§ What the task requires
Please return the full listing word for word, leaving out any pictures.

++++ Recorded data ++++

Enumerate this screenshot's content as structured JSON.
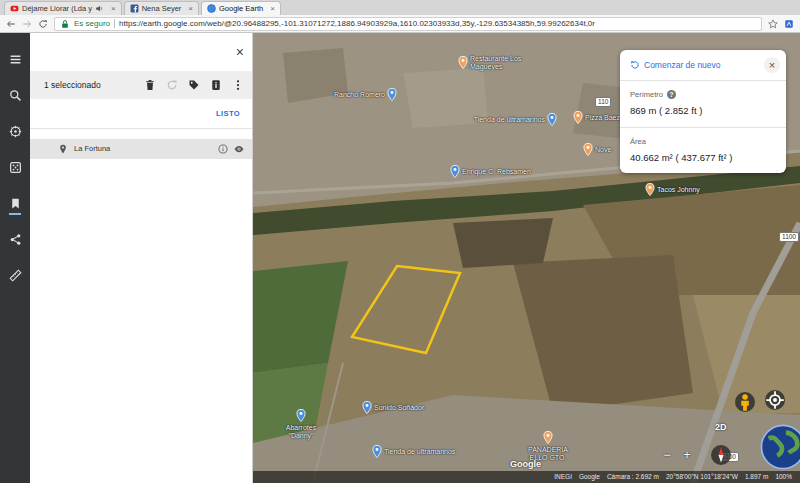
{
  "browser": {
    "tabs": [
      {
        "label": "Déjame Llorar (Lda y",
        "kind": "youtube",
        "audio": true,
        "selected": false,
        "close": "×"
      },
      {
        "label": "Nena Seyer",
        "kind": "facebook",
        "audio": false,
        "selected": false,
        "close": "×"
      },
      {
        "label": "Google Earth",
        "kind": "earth",
        "audio": false,
        "selected": true,
        "close": "×"
      }
    ],
    "secure_label": "Es seguro",
    "url": "https://earth.google.com/web/@20.96488295,-101.31071272,1886.94903929a,1610.02303933d,35y,-129.63534385h,59.99262634t,0r"
  },
  "rail": [
    {
      "kind": "menu",
      "selected": false
    },
    {
      "kind": "search",
      "selected": false
    },
    {
      "kind": "voyager",
      "selected": false
    },
    {
      "kind": "dice",
      "selected": false
    },
    {
      "kind": "bookmark",
      "selected": true
    },
    {
      "kind": "share",
      "selected": false
    },
    {
      "kind": "measure",
      "selected": false
    }
  ],
  "panel": {
    "close": "×",
    "selection": "1 seleccionado",
    "toolbar": [
      {
        "kind": "delete",
        "disabled": false
      },
      {
        "kind": "refresh",
        "disabled": true
      },
      {
        "kind": "tag",
        "disabled": false
      },
      {
        "kind": "info",
        "disabled": false
      },
      {
        "kind": "more",
        "disabled": false
      }
    ],
    "done": "LISTO",
    "items": [
      {
        "label": "La Fortuna",
        "selected": true,
        "visible": true
      }
    ]
  },
  "measure": {
    "restart": "Comenzar de nuevo",
    "close": "×",
    "perimeter_label": "Perímetro",
    "help": "?",
    "perimeter": "869 m ( 2.852 ft )",
    "area_label": "Área",
    "area": "40.662 m² ( 437.677 ft² )"
  },
  "map": {
    "labels": [
      {
        "text": "Restaurante Los Magueyes",
        "kind": "place",
        "color": "#f0a05a"
      },
      {
        "text": "Rancho Romero",
        "kind": "place",
        "color": "#4a8fe0"
      },
      {
        "text": "Tienda de ultramarinos",
        "kind": "place",
        "color": "#4a8fe0"
      },
      {
        "text": "Pizza Baez",
        "kind": "place",
        "color": "#f0a05a"
      },
      {
        "text": "Enrique C. Rebsamen",
        "kind": "place",
        "color": "#4a8fe0"
      },
      {
        "text": "Nove",
        "kind": "place",
        "color": "#f0a05a"
      },
      {
        "text": "Tacos Johnny",
        "kind": "place",
        "color": "#f0a05a"
      },
      {
        "text": "Sonido Soñador",
        "kind": "place",
        "color": "#4a8fe0"
      },
      {
        "text": "Abarrotes \"Danny\"",
        "kind": "place",
        "color": "#4a8fe0"
      },
      {
        "text": "Tienda de ultramarinos",
        "kind": "place",
        "color": "#4a8fe0"
      },
      {
        "text": "PANADERIA ELLO GTO.",
        "kind": "place",
        "color": "#f0a05a"
      },
      {
        "text": "110",
        "kind": "shield"
      },
      {
        "text": "1100",
        "kind": "shield"
      },
      {
        "text": "1100",
        "kind": "shield"
      }
    ],
    "watermark": "Google"
  },
  "controls": {
    "view_mode": "2D",
    "zoom_out": "−",
    "zoom_in": "+"
  },
  "status": [
    "INEGI",
    "Google",
    "Cámara : 2.692 m",
    "20°58'00\"N 101°18'24\"W",
    "1.897 m",
    "100%"
  ]
}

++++

§ Answer space
Enumerate this screenshot's content as structured JSON.
{
  "browser": {
    "tabs": [
      {
        "label": "Déjame Llorar (Lda y",
        "kind": "youtube",
        "audio": true,
        "selected": false,
        "close": "×"
      },
      {
        "label": "Nena Seyer",
        "kind": "facebook",
        "audio": false,
        "selected": false,
        "close": "×"
      },
      {
        "label": "Google Earth",
        "kind": "earth",
        "audio": false,
        "selected": true,
        "close": "×"
      }
    ],
    "secure_label": "Es seguro",
    "url": "https://earth.google.com/web/@20.96488295,-101.31071272,1886.94903929a,1610.02303933d,35y,-129.63534385h,59.99262634t,0r"
  },
  "rail": [
    {
      "kind": "menu",
      "selected": false
    },
    {
      "kind": "search",
      "selected": false
    },
    {
      "kind": "voyager",
      "selected": false
    },
    {
      "kind": "dice",
      "selected": false
    },
    {
      "kind": "bookmark",
      "selected": true
    },
    {
      "kind": "share",
      "selected": false
    },
    {
      "kind": "measure",
      "selected": false
    }
  ],
  "panel": {
    "close": "×",
    "selection": "1 seleccionado",
    "toolbar": [
      {
        "kind": "delete",
        "disabled": false
      },
      {
        "kind": "refresh",
        "disabled": true
      },
      {
        "kind": "tag",
        "disabled": false
      },
      {
        "kind": "info",
        "disabled": false
      },
      {
        "kind": "more",
        "disabled": false
      }
    ],
    "done": "LISTO",
    "items": [
      {
        "label": "La Fortuna",
        "selected": true,
        "visible": true
      }
    ]
  },
  "measure": {
    "restart": "Comenzar de nuevo",
    "close": "×",
    "perimeter_label": "Perímetro",
    "help": "?",
    "perimeter": "869 m ( 2.852 ft )",
    "area_label": "Área",
    "area": "40.662 m² ( 437.677 ft² )"
  },
  "map": {
    "labels": [
      {
        "text": "Restaurante Los Magueyes",
        "kind": "place",
        "color": "#f0a05a"
      },
      {
        "text": "Rancho Romero",
        "kind": "place",
        "color": "#4a8fe0"
      },
      {
        "text": "Tienda de ultramarinos",
        "kind": "place",
        "color": "#4a8fe0"
      },
      {
        "text": "Pizza Baez",
        "kind": "place",
        "color": "#f0a05a"
      },
      {
        "text": "Enrique C. Rebsamen",
        "kind": "place",
        "color": "#4a8fe0"
      },
      {
        "text": "Nove",
        "kind": "place",
        "color": "#f0a05a"
      },
      {
        "text": "Tacos Johnny",
        "kind": "place",
        "color": "#f0a05a"
      },
      {
        "text": "Sonido Soñador",
        "kind": "place",
        "color": "#4a8fe0"
      },
      {
        "text": "Abarrotes \"Danny\"",
        "kind": "place",
        "color": "#4a8fe0"
      },
      {
        "text": "Tienda de ultramarinos",
        "kind": "place",
        "color": "#4a8fe0"
      },
      {
        "text": "PANADERIA ELLO GTO.",
        "kind": "place",
        "color": "#f0a05a"
      },
      {
        "text": "110",
        "kind": "shield"
      },
      {
        "text": "1100",
        "kind": "shield"
      },
      {
        "text": "1100",
        "kind": "shield"
      }
    ],
    "watermark": "Google"
  },
  "controls": {
    "view_mode": "2D",
    "zoom_out": "−",
    "zoom_in": "+"
  },
  "status": [
    "INEGI",
    "Google",
    "Cámara : 2.692 m",
    "20°58'00\"N 101°18'24\"W",
    "1.897 m",
    "100%"
  ]
}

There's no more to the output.